There are several ways to store your digital information these days, and that variety gives you the chance to free up space on your devices and allow things to work much more efficiently.
That said, it’s important to think about where and why you store particular things, utilizing the different options available to you. We’re going to take a look at local storage and cloud storage in this article. Hopefully, the information below can give you some insight into how these two options function.
Using both to your advantage can make a big difference in your workflow and device capabilities. Let’s get started.
What Is Local Storage?
Local storage is the fundamental version of storage. It’s any measure your device takes to log and manage your data within your device. Local storage can also include physical hard drives or disks that you use in addition to your device’s storage.
You might purchase a flash drive or hard drive and contain certain information on it, for example.
This kind of storage has a few obvious advantages. For one, it’s contained to your device, and you’ll always have access to it. There’s no third party that manages or stores that information for you. That means you don’t have to worry about logins, passwords, or using difficult interfaces.
You’re also free from worrying about privacy issues like data leaks or security problems with the third-party storage operation. The data is yours, and it’s contained on a platform that you physically own.
There’s something reassuring about that, which is why people tend to stick to local storage. Another benefit of local storage is that you can use it to benefit the function of the programs you use on the device.
Playing a lot of sophisticated video games, for example, might require a lot more available storage and ram on your device. At the same time, there are several disadvantages to using local storage alone.
Cons of Local Storage
The first disadvantage of utilizing local storage is that it takes up a lot of space on your device. Your device functions more effectively when it has more available storage.
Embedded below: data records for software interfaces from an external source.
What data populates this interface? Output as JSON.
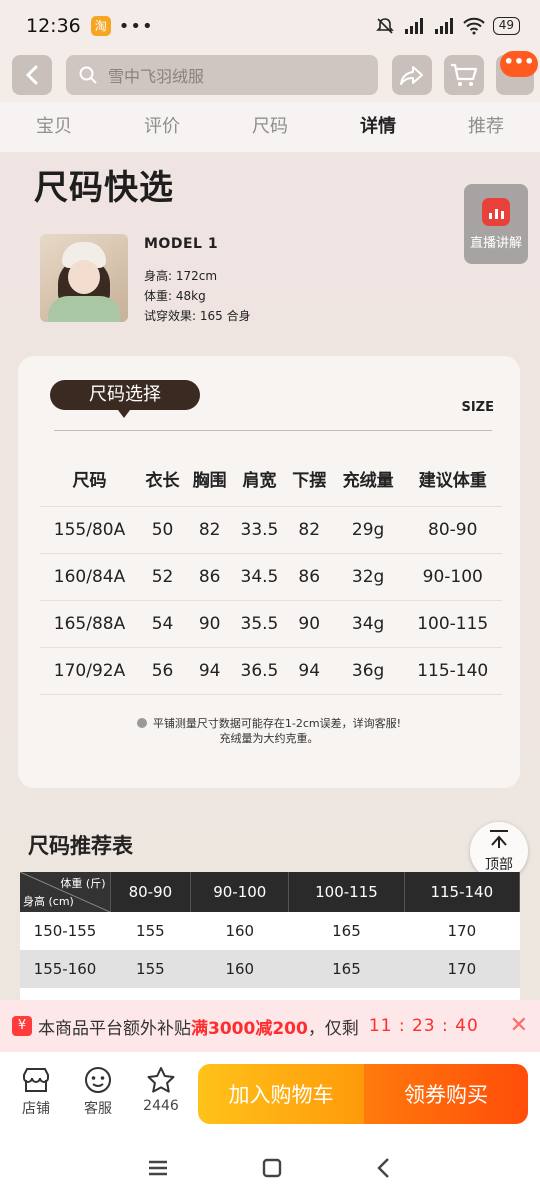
{
  "status": {
    "time": "12:36",
    "battery": "49",
    "app_badge": "淘"
  },
  "search": {
    "placeholder": "雪中飞羽绒服"
  },
  "tabs": [
    "宝贝",
    "评价",
    "尺码",
    "详情",
    "推荐"
  ],
  "active_tab": "详情",
  "section": {
    "title": "尺码快选",
    "live_label": "直播讲解"
  },
  "model": {
    "name": "MODEL 1",
    "height": "身高: 172cm",
    "weight": "体重: 48kg",
    "fit": "试穿效果: 165 合身"
  },
  "size_card": {
    "pill": "尺码选择",
    "size_label": "SIZE",
    "headers": [
      "尺码",
      "衣长",
      "胸围",
      "肩宽",
      "下摆",
      "充绒量",
      "建议体重"
    ],
    "rows": [
      [
        "155/80A",
        "50",
        "82",
        "33.5",
        "82",
        "29g",
        "80-90"
      ],
      [
        "160/84A",
        "52",
        "86",
        "34.5",
        "86",
        "32g",
        "90-100"
      ],
      [
        "165/88A",
        "54",
        "90",
        "35.5",
        "90",
        "34g",
        "100-115"
      ],
      [
        "170/92A",
        "56",
        "94",
        "36.5",
        "94",
        "36g",
        "115-140"
      ]
    ],
    "note_line1": "平铺测量尺寸数据可能存在1-2cm误差，详询客服!",
    "note_line2": "充绒量为大约克重。"
  },
  "recommend": {
    "title": "尺码推荐表",
    "diag_top": "体重 (斤)",
    "diag_bottom": "身高 (cm)",
    "columns": [
      "80-90",
      "90-100",
      "100-115",
      "115-140"
    ],
    "rows": [
      {
        "label": "150-155",
        "values": [
          "155",
          "160",
          "165",
          "170"
        ]
      },
      {
        "label": "155-160",
        "values": [
          "155",
          "160",
          "165",
          "170"
        ]
      }
    ]
  },
  "to_top": "顶部",
  "promo": {
    "icon": "¥",
    "prefix": "本商品平台额外补贴",
    "highlight": "满3000减200",
    "suffix": "，仅剩",
    "countdown": "11 : 23 : 40"
  },
  "bottom_bar": {
    "shop": "店铺",
    "service": "客服",
    "favorites": "2446",
    "add_cart": "加入购物车",
    "buy": "领券购买"
  }
}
The relationship between day-to-day function and storage availability is a complex one. Even if you’re not downloading information or “saving” things in the way we typically do, your computer is still utilizing storage.
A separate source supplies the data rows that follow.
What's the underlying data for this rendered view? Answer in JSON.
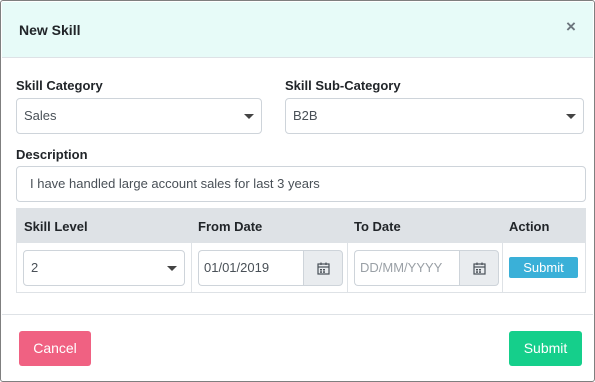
{
  "modal": {
    "title": "New Skill",
    "close_symbol": "×",
    "close_icon": "close-icon"
  },
  "form": {
    "category_label": "Skill Category",
    "category_value": "Sales",
    "subcategory_label": "Skill Sub-Category",
    "subcategory_value": "B2B",
    "description_label": "Description",
    "description_value": "I have handled large account sales for last 3 years"
  },
  "table": {
    "headers": [
      "Skill Level",
      "From Date",
      "To Date",
      "Action"
    ],
    "row": {
      "skill_level": "2",
      "from_date": "01/01/2019",
      "to_date_placeholder": "DD/MM/YYYY",
      "action_label": "Submit"
    }
  },
  "footer": {
    "cancel_label": "Cancel",
    "submit_label": "Submit"
  },
  "colors": {
    "header_bg": "#e7fbf8",
    "cancel": "#f06182",
    "submit": "#15cf8b",
    "row_submit": "#3ab0d8"
  }
}
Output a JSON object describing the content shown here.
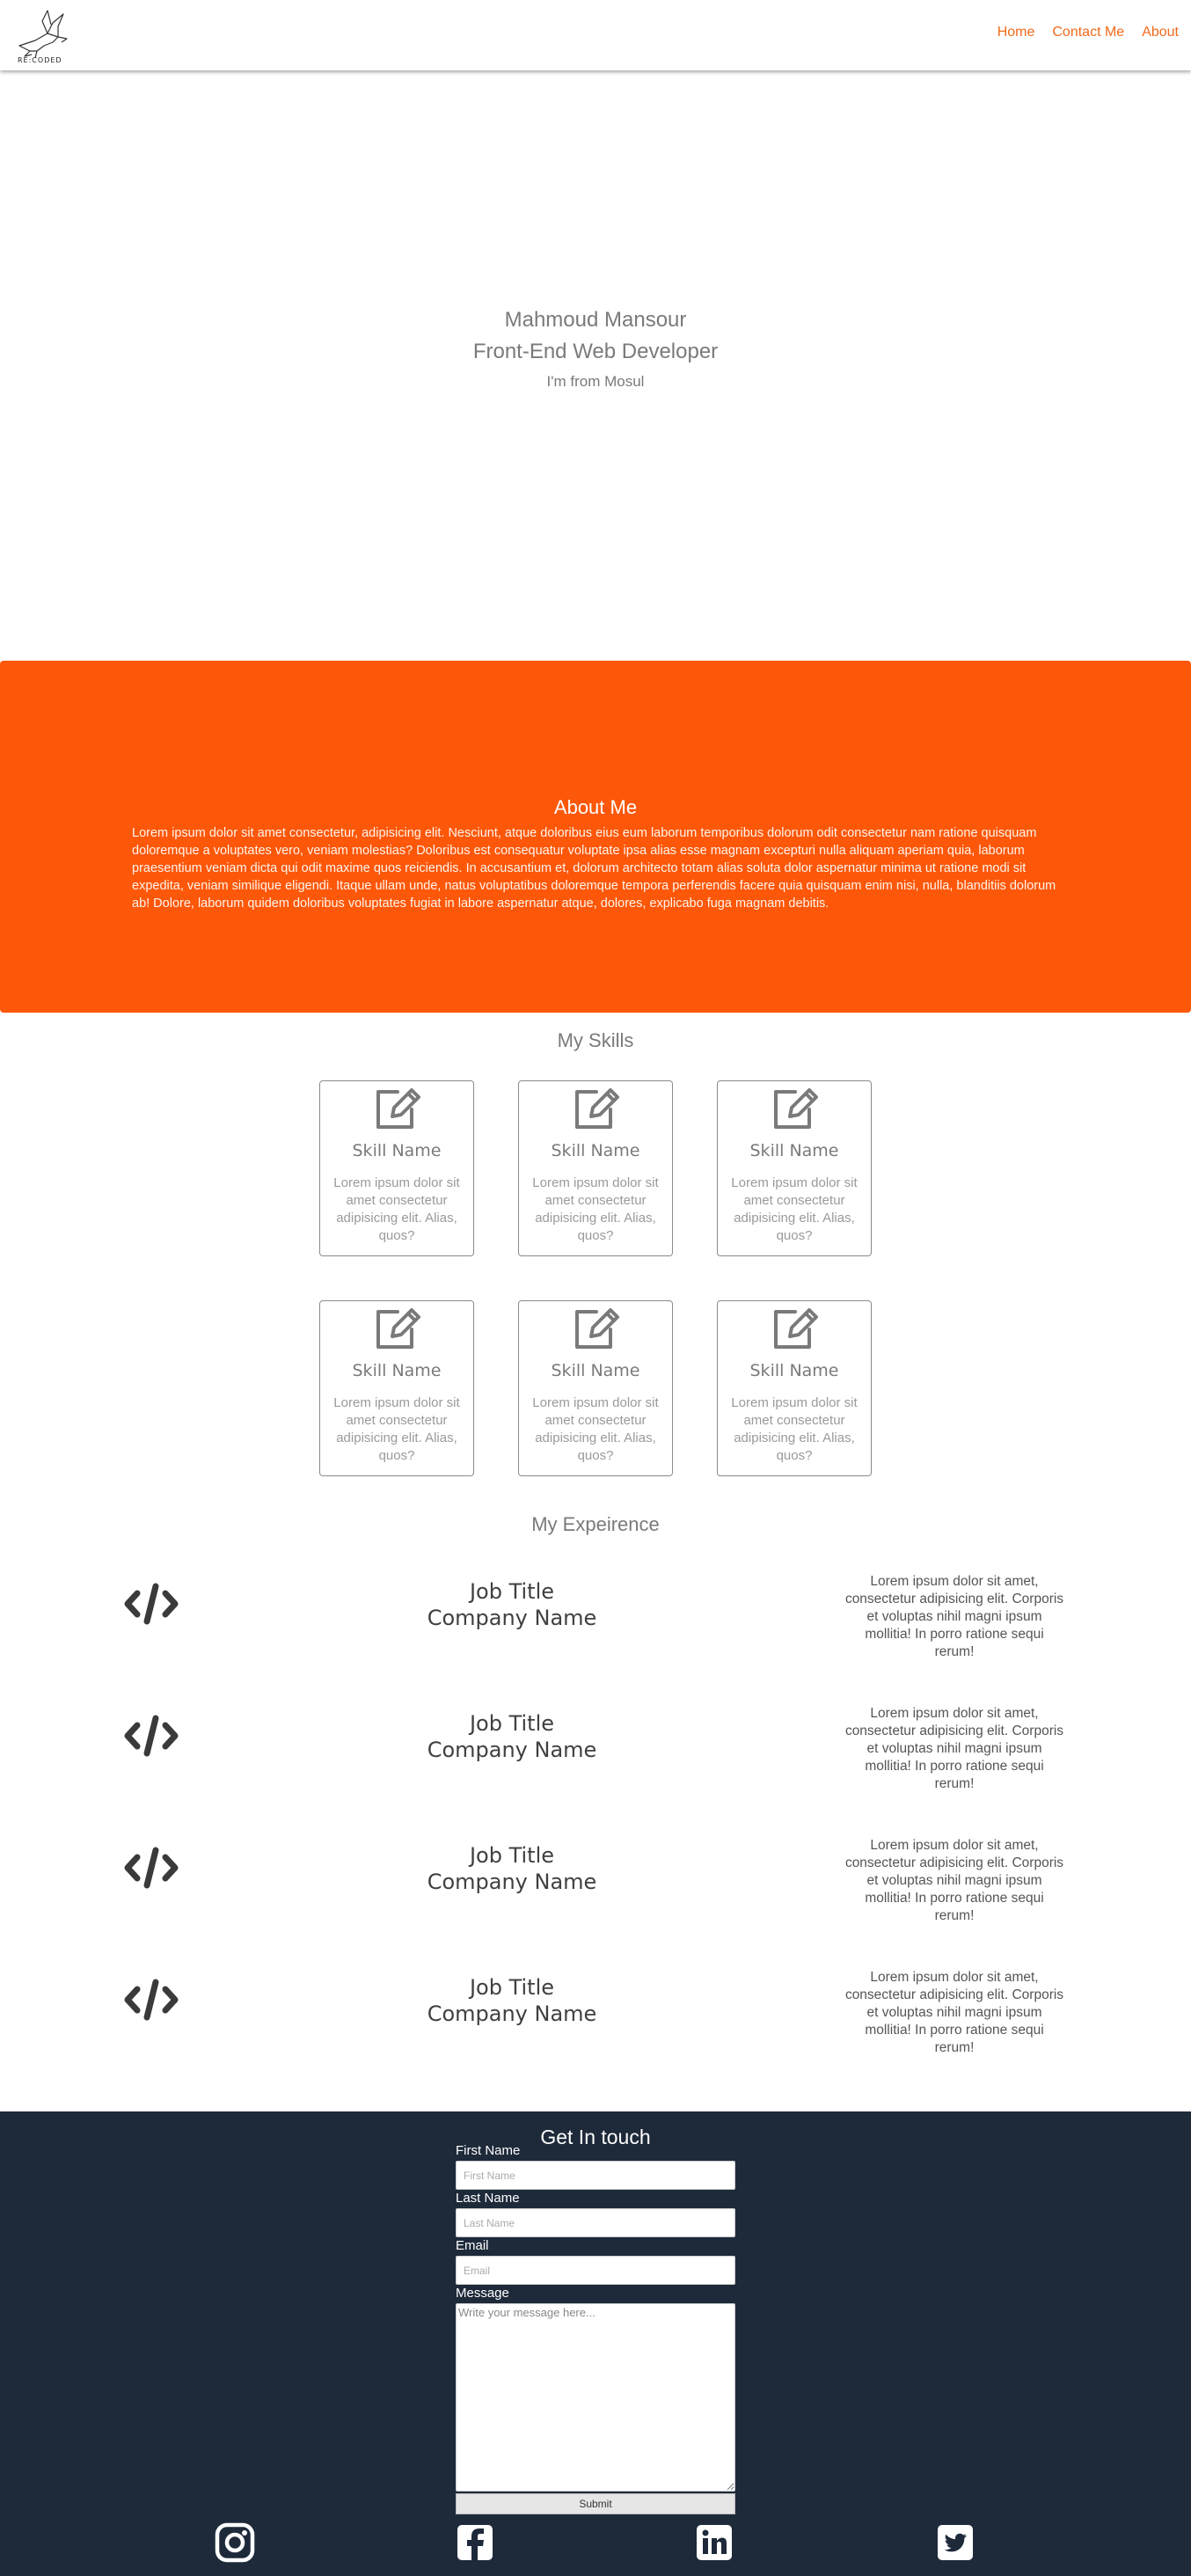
{
  "nav": {
    "logo_text": "RE:CODED",
    "links": [
      "Home",
      "Contact Me",
      "About"
    ]
  },
  "hero": {
    "name": "Mahmoud Mansour",
    "role": "Front-End Web Developer",
    "from": "I'm from Mosul"
  },
  "about": {
    "title": "About Me",
    "text": "Lorem ipsum dolor sit amet consectetur, adipisicing elit. Nesciunt, atque doloribus eius eum laborum temporibus dolorum odit consectetur nam ratione quisquam doloremque a voluptates vero, veniam molestias? Doloribus est consequatur voluptate ipsa alias esse magnam excepturi nulla aliquam aperiam quia, laborum praesentium veniam dicta qui odit maxime quos reiciendis. In accusantium et, dolorum architecto totam alias soluta dolor aspernatur minima ut ratione modi sit expedita, veniam similique eligendi. Itaque ullam unde, natus voluptatibus doloremque tempora perferendis facere quia quisquam enim nisi, nulla, blanditiis dolorum ab! Dolore, laborum quidem doloribus voluptates fugiat in labore aspernatur atque, dolores, explicabo fuga magnam debitis."
  },
  "skills": {
    "title": "My Skills",
    "items": [
      {
        "name": "Skill Name",
        "desc": "Lorem ipsum dolor sit amet consectetur adipisicing elit. Alias, quos?"
      },
      {
        "name": "Skill Name",
        "desc": "Lorem ipsum dolor sit amet consectetur adipisicing elit. Alias, quos?"
      },
      {
        "name": "Skill Name",
        "desc": "Lorem ipsum dolor sit amet consectetur adipisicing elit. Alias, quos?"
      },
      {
        "name": "Skill Name",
        "desc": "Lorem ipsum dolor sit amet consectetur adipisicing elit. Alias, quos?"
      },
      {
        "name": "Skill Name",
        "desc": "Lorem ipsum dolor sit amet consectetur adipisicing elit. Alias, quos?"
      },
      {
        "name": "Skill Name",
        "desc": "Lorem ipsum dolor sit amet consectetur adipisicing elit. Alias, quos?"
      }
    ]
  },
  "experience": {
    "title": "My Expeirence",
    "items": [
      {
        "job": "Job Title",
        "company": "Company Name",
        "desc": "Lorem ipsum dolor sit amet, consectetur adipisicing elit. Corporis et voluptas nihil magni ipsum mollitia! In porro ratione sequi rerum!"
      },
      {
        "job": "Job Title",
        "company": "Company Name",
        "desc": "Lorem ipsum dolor sit amet, consectetur adipisicing elit. Corporis et voluptas nihil magni ipsum mollitia! In porro ratione sequi rerum!"
      },
      {
        "job": "Job Title",
        "company": "Company Name",
        "desc": "Lorem ipsum dolor sit amet, consectetur adipisicing elit. Corporis et voluptas nihil magni ipsum mollitia! In porro ratione sequi rerum!"
      },
      {
        "job": "Job Title",
        "company": "Company Name",
        "desc": "Lorem ipsum dolor sit amet, consectetur adipisicing elit. Corporis et voluptas nihil magni ipsum mollitia! In porro ratione sequi rerum!"
      }
    ]
  },
  "contact": {
    "title": "Get In touch",
    "first_name_label": "First Name",
    "first_name_placeholder": "First Name",
    "last_name_label": "Last Name",
    "last_name_placeholder": "Last Name",
    "email_label": "Email",
    "email_placeholder": "Email",
    "message_label": "Message",
    "message_placeholder": "Write your message here...",
    "submit_label": "Submit"
  },
  "icons": {
    "logo": "hummingbird-logo",
    "skill": "edit-icon",
    "experience": "code-icon",
    "social": [
      "instagram-icon",
      "facebook-icon",
      "linkedin-icon",
      "twitter-icon"
    ]
  },
  "colors": {
    "accent": "#fd5709",
    "nav_link": "#f26a1b",
    "footer_bg": "#1e2a3a"
  }
}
Everything we do on the computer leaves a footprint, and those footprints tend to be stored somewhere within the device. Further, many applications and websites that we use require a measure of storage to catalog data to improve your experience.
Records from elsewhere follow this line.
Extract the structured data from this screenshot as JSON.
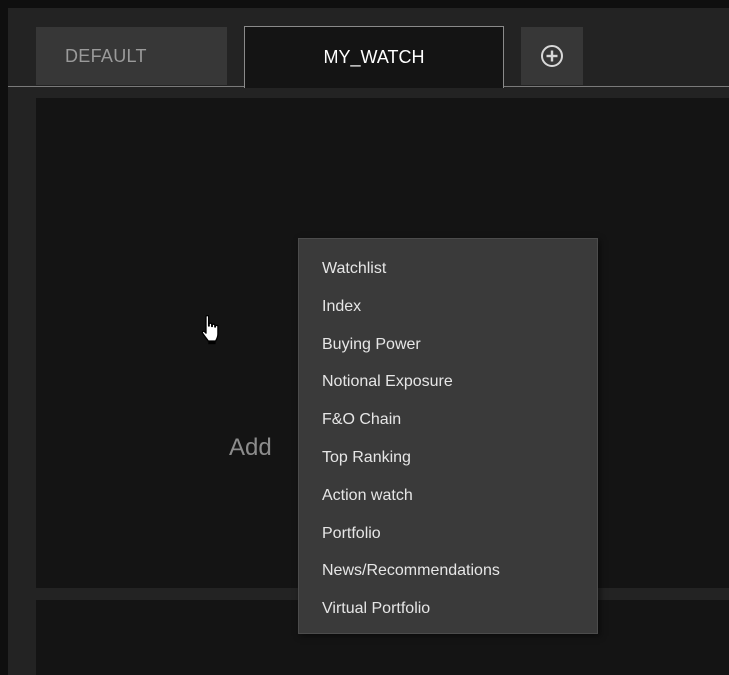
{
  "tabs": [
    {
      "label": "DEFAULT",
      "active": false
    },
    {
      "label": "MY_WATCH",
      "active": true
    }
  ],
  "add_tab_icon": "plus-circle-icon",
  "main": {
    "placeholder_text": "Add"
  },
  "menu": {
    "items": [
      {
        "label": "Watchlist"
      },
      {
        "label": "Index"
      },
      {
        "label": "Buying Power"
      },
      {
        "label": "Notional Exposure"
      },
      {
        "label": "F&O Chain"
      },
      {
        "label": "Top Ranking"
      },
      {
        "label": "Action watch"
      },
      {
        "label": "Portfolio"
      },
      {
        "label": "News/Recommendations"
      },
      {
        "label": "Virtual Portfolio"
      }
    ]
  },
  "cursor_icon": "hand-pointer-icon",
  "colors": {
    "background": "#232323",
    "panel": "#141414",
    "tab_inactive": "#373737",
    "menu_bg": "#3a3a3a",
    "menu_text": "#e6e6e6"
  }
}
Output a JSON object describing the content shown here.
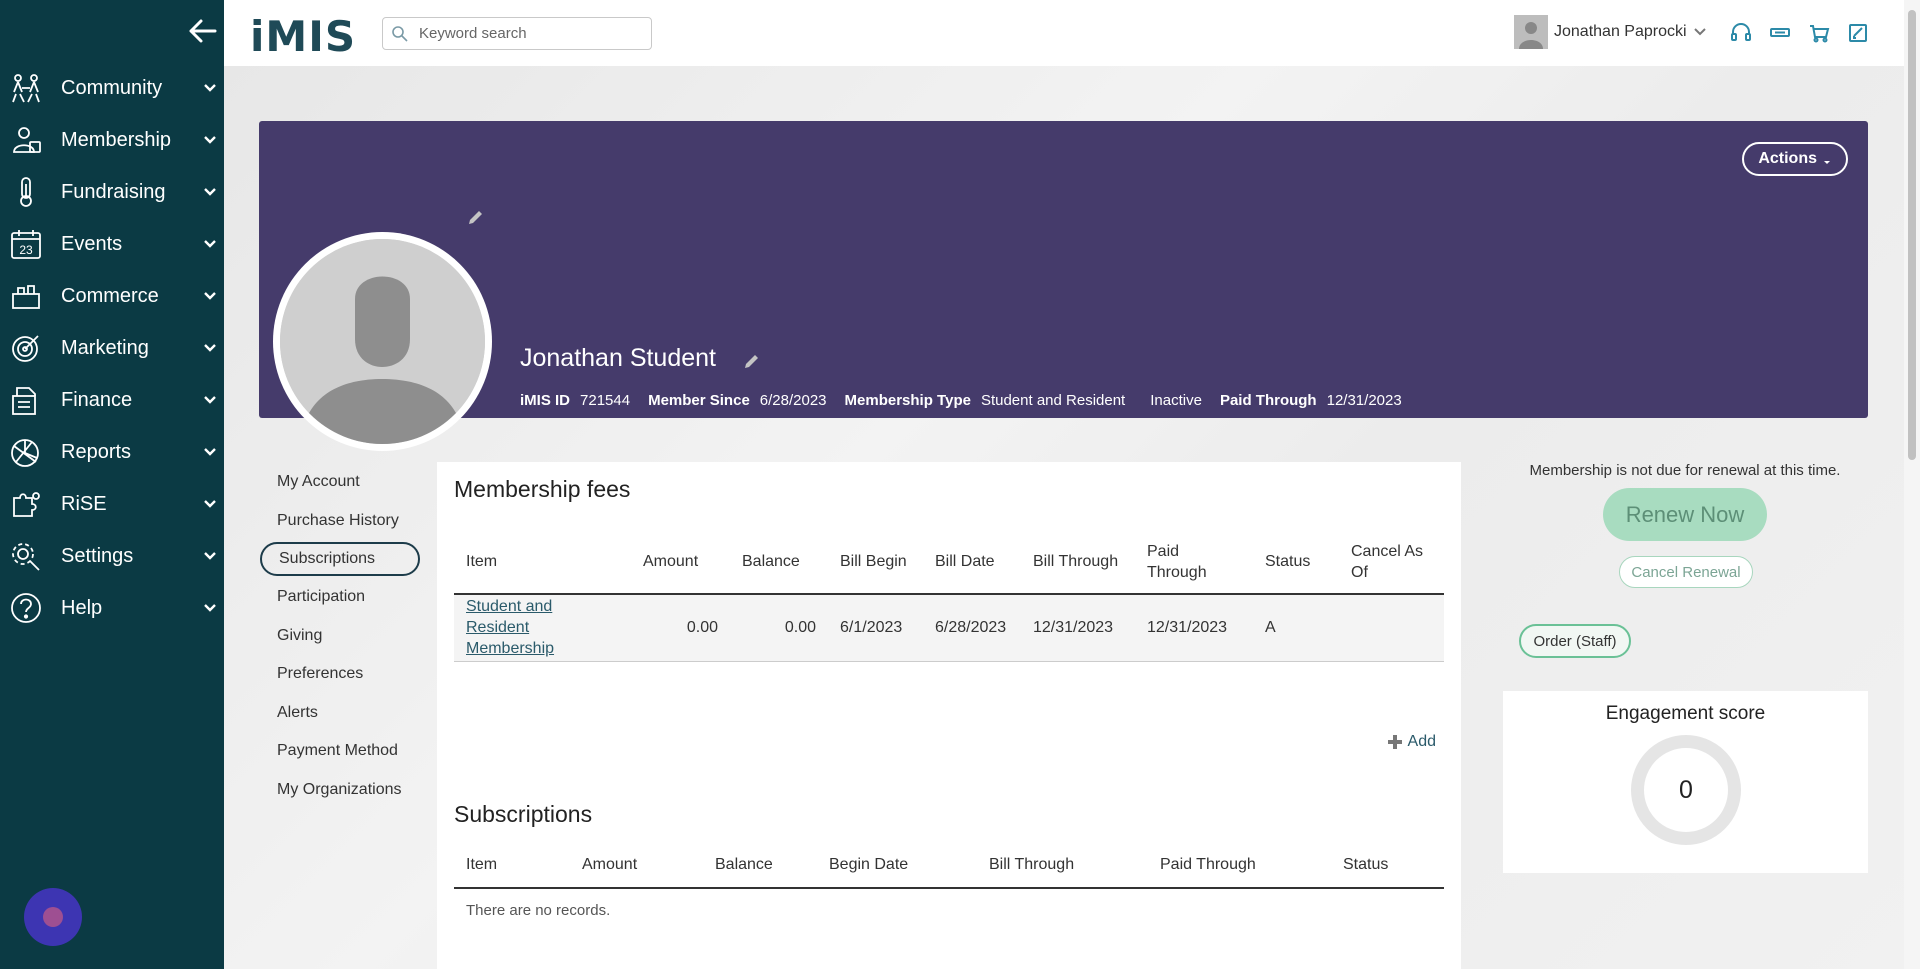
{
  "sidebar": {
    "back_icon": "arrow-left-icon",
    "items": [
      {
        "label": "Community",
        "icon": "community-icon"
      },
      {
        "label": "Membership",
        "icon": "membership-icon"
      },
      {
        "label": "Fundraising",
        "icon": "fundraising-icon"
      },
      {
        "label": "Events",
        "icon": "calendar-icon"
      },
      {
        "label": "Commerce",
        "icon": "commerce-icon"
      },
      {
        "label": "Marketing",
        "icon": "target-icon"
      },
      {
        "label": "Finance",
        "icon": "finance-icon"
      },
      {
        "label": "Reports",
        "icon": "pie-chart-icon"
      },
      {
        "label": "RiSE",
        "icon": "puzzle-icon"
      },
      {
        "label": "Settings",
        "icon": "gear-icon"
      },
      {
        "label": "Help",
        "icon": "help-icon"
      }
    ]
  },
  "topbar": {
    "logo": "iMIS",
    "search_placeholder": "Keyword search",
    "user_name": "Jonathan Paprocki"
  },
  "profile": {
    "actions_label": "Actions",
    "name": "Jonathan Student",
    "meta": {
      "imis_id_label": "iMIS ID",
      "imis_id": "721544",
      "member_since_label": "Member Since",
      "member_since": "6/28/2023",
      "membership_type_label": "Membership Type",
      "membership_type": "Student and Resident",
      "status": "Inactive",
      "paid_through_label": "Paid Through",
      "paid_through": "12/31/2023"
    }
  },
  "subnav": {
    "items": [
      "My Account",
      "Purchase History",
      "Subscriptions",
      "Participation",
      "Giving",
      "Preferences",
      "Alerts",
      "Payment Method",
      "My Organizations"
    ],
    "active": "Subscriptions"
  },
  "membership_fees": {
    "title": "Membership fees",
    "headers": [
      "Item",
      "Amount",
      "Balance",
      "Bill Begin",
      "Bill Date",
      "Bill Through",
      "Paid Through",
      "Status",
      "Cancel As Of"
    ],
    "rows": [
      {
        "item": "Student and Resident Membership",
        "amount": "0.00",
        "balance": "0.00",
        "bill_begin": "6/1/2023",
        "bill_date": "6/28/2023",
        "bill_through": "12/31/2023",
        "paid_through": "12/31/2023",
        "status": "A",
        "cancel_as_of": ""
      }
    ],
    "add_label": "Add"
  },
  "subscriptions": {
    "title": "Subscriptions",
    "headers": [
      "Item",
      "Amount",
      "Balance",
      "Begin Date",
      "Bill Through",
      "Paid Through",
      "Status"
    ],
    "empty_text": "There are no records."
  },
  "renewal": {
    "message": "Membership is not due for renewal at this time.",
    "renew_label": "Renew Now",
    "cancel_label": "Cancel Renewal",
    "order_label": "Order (Staff)"
  },
  "engagement": {
    "title": "Engagement score",
    "score": "0"
  }
}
There’s a constant stream of data getting stored, and the device works more efficiently if there’s more available storage.
Another thing to consider in the case of local storage is that single devices are easily hacked into. Your personal security is typically a lot less powerful than the security of a large cloud platform. Hackers have only one device to break into rather than a large network that invests millions of dollars into network security.
Further, a lot of information stored on your computer is duplicate information or just information that isn’t necessary to access yourself. There’s a whole lot of information stored on your computer that is necessary for the device itself but pretty useless to you as an individual.
While that information is important, you don’t need to access it yourself. That’s one of the places where the cloud comes in and improves your experience.
What Is Cloud Storage
Cloud storage is a form of storage that exists on the internet rather than the device you’re using. People tend not to use this option for one of these 5 reasons. It’s called the “cloud” because you can imagine it as a weightless space that floats around, containing information.
The beautiful thing about the best cloud storage rather than local storage is that there’s nearly unlimited availability for you to store your information. It’s either free or very cheap to use, and you can place any information you’d like to in the cloud.
The limitations of physical storage are severe, as most devices can only hold so much, and the costs of purchasing new devices or storage units are high. This is particularly true when the information you’re dealing with doesn’t have to do with the function of your computer.
For example, many applications require ample storage to house the software information, subsequent data from your use of that software, and more. Application information typically has to be contained on the device unless the application exists online.
So, freeing up as much space as you can for that data is a good thing. It helps everything else run more smoothly. On the other hand, things like your pictures, messages, documents, and videos might be better stored on the cloud.
One of the most beautiful things about the cloud is that you can use it wherever you have an internet connection. You can access your information from any device.
This is incredibly useful when it comes to work information or pertinent personal information that you need wherever you go. Further, it frees that information from the chains of your old device.
Many times, we don’t take the time or make the effort to transfer data from an old hard drive to a new one. Further, damaged devices and hard drives might lose all of the information that they store.
You add a measure of protection when you place something on the cloud, ensuring that it won’t be destroyed unless you delete it yourself. Think of all of the pictures and messages you’ve had through the years, only to be deleted or lost when the device finally breaks down.
Want to Learn More About Remote Storage?
Using local storage or exploring the cloud and other external hard drive options can get complicated. There’s a lot to learn if you want to use these tools to their full potential.
We’re here to help. Explore our site for more ideas on remote storage, ways to find free cloud storage, and much more.